“Energy should flow freely in Europe so that the electricity produced by a windmill in one country can reach the consumers in another,” said Competition Policy Commissioner Margrethe Vestager. “Our investigation into TenneT is part of our efforts to ensure that electricity grid operators do not unjustifiably restrict the free flow of electricity between Member States, to the detriment of European energy consumers. Ensuring that electricity interconnectors remain fully open to cross-border trade is essential to achieve our overall objective of an efficient, sustainable and competitive energy market,” she added.

According to the Commission, the investigation will focus on indications that TenneT may be reducing the amount of transmission capacity available on the electricity interconnector at the border between Western Denmark and Germany.

If proven, this behaviour may breach EU antitrust rules, specifically on the abuse of a dominant market position, as it would amount to discrimination against non-German electricity producers and to a segmentation of the Single Market for energy, the Commission said.

On March 19, the EC also sent to TenneT its preliminary assessment setting out in further detail its competition concerns. The Commission and TenneT are engaged in constructive discussions on commitments to address those concerns.

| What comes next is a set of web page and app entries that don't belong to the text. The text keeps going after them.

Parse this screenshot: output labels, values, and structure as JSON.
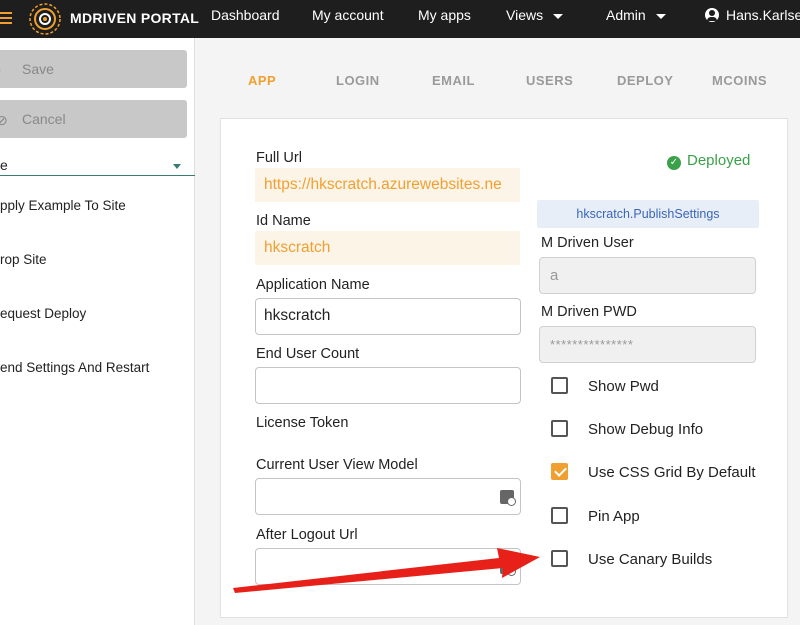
{
  "header": {
    "brand": "MDRIVEN PORTAL",
    "nav": {
      "dashboard": "Dashboard",
      "my_account": "My account",
      "my_apps": "My apps",
      "views": "Views",
      "admin": "Admin",
      "user": "Hans.Karlse"
    }
  },
  "left": {
    "save": "Save",
    "cancel": "Cancel",
    "section": "e",
    "items": [
      "pply Example To Site",
      "rop Site",
      "equest Deploy",
      "end Settings And Restart"
    ]
  },
  "tabs": [
    "APP",
    "LOGIN",
    "EMAIL",
    "USERS",
    "DEPLOY",
    "MCOINS"
  ],
  "form": {
    "full_url_label": "Full Url",
    "full_url_value": "https://hkscratch.azurewebsites.ne",
    "id_name_label": "Id Name",
    "id_name_value": "hkscratch",
    "app_name_label": "Application Name",
    "app_name_value": "hkscratch",
    "end_user_count_label": "End User Count",
    "end_user_count_value": "",
    "license_token_label": "License Token",
    "current_user_vm_label": "Current User View Model",
    "current_user_vm_value": "",
    "after_logout_label": "After Logout Url",
    "after_logout_value": ""
  },
  "right": {
    "status": "Deployed",
    "publish_settings": "hkscratch.PublishSettings",
    "mdriven_user_label": "M Driven User",
    "mdriven_user_value": "a",
    "mdriven_pwd_label": "M Driven PWD",
    "mdriven_pwd_value": "***************",
    "checkboxes": [
      {
        "label": "Show Pwd",
        "checked": false
      },
      {
        "label": "Show Debug Info",
        "checked": false
      },
      {
        "label": "Use CSS Grid By Default",
        "checked": true
      },
      {
        "label": "Pin App",
        "checked": false
      },
      {
        "label": "Use Canary Builds",
        "checked": false
      }
    ]
  },
  "colors": {
    "accent": "#f0a030",
    "topbar": "#1e1e1e",
    "success": "#3aa14a",
    "annotation_arrow": "#e8201a"
  }
}
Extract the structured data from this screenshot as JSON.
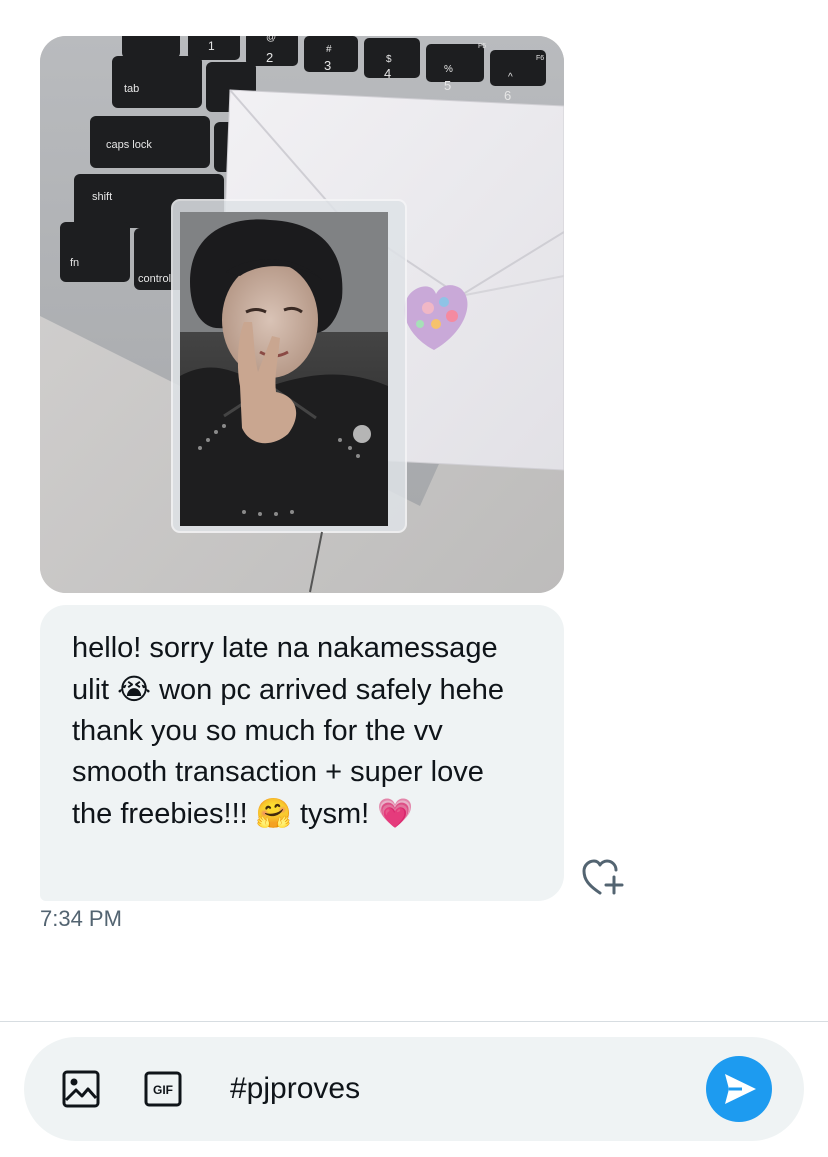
{
  "message": {
    "text_parts": [
      "hello! sorry late na nakamessage ulit ",
      "😭",
      " won pc arrived safely hehe thank you so much for the vv smooth transaction + super love the freebies!!! ",
      "🤗",
      " tysm! ",
      "💗"
    ],
    "timestamp": "7:34 PM"
  },
  "photo": {
    "keys": {
      "tab": "tab",
      "caps": "caps lock",
      "shift": "shift",
      "fn": "fn",
      "control": "control",
      "n1": "1",
      "n2": "2",
      "n3": "3",
      "n4": "4",
      "n5": "5",
      "n6": "6",
      "s2": "@",
      "s3": "#",
      "s4": "$",
      "s5": "%",
      "s6": "^",
      "f5": "F5",
      "f6": "F6"
    }
  },
  "composer": {
    "value": "#pjproves",
    "send_color": "#1d9bf0"
  },
  "icons": {
    "react": "heart-plus-icon",
    "image": "image-icon",
    "gif": "gif-icon",
    "send": "send-icon"
  },
  "labels": {
    "gif": "GIF"
  }
}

The investigation into TenneT complements the Commission’s effort to address the systematic limitation of cross-border capacity on electricity interconnectors across the EU. An opening of a formal investigation does not prejudge its outcome.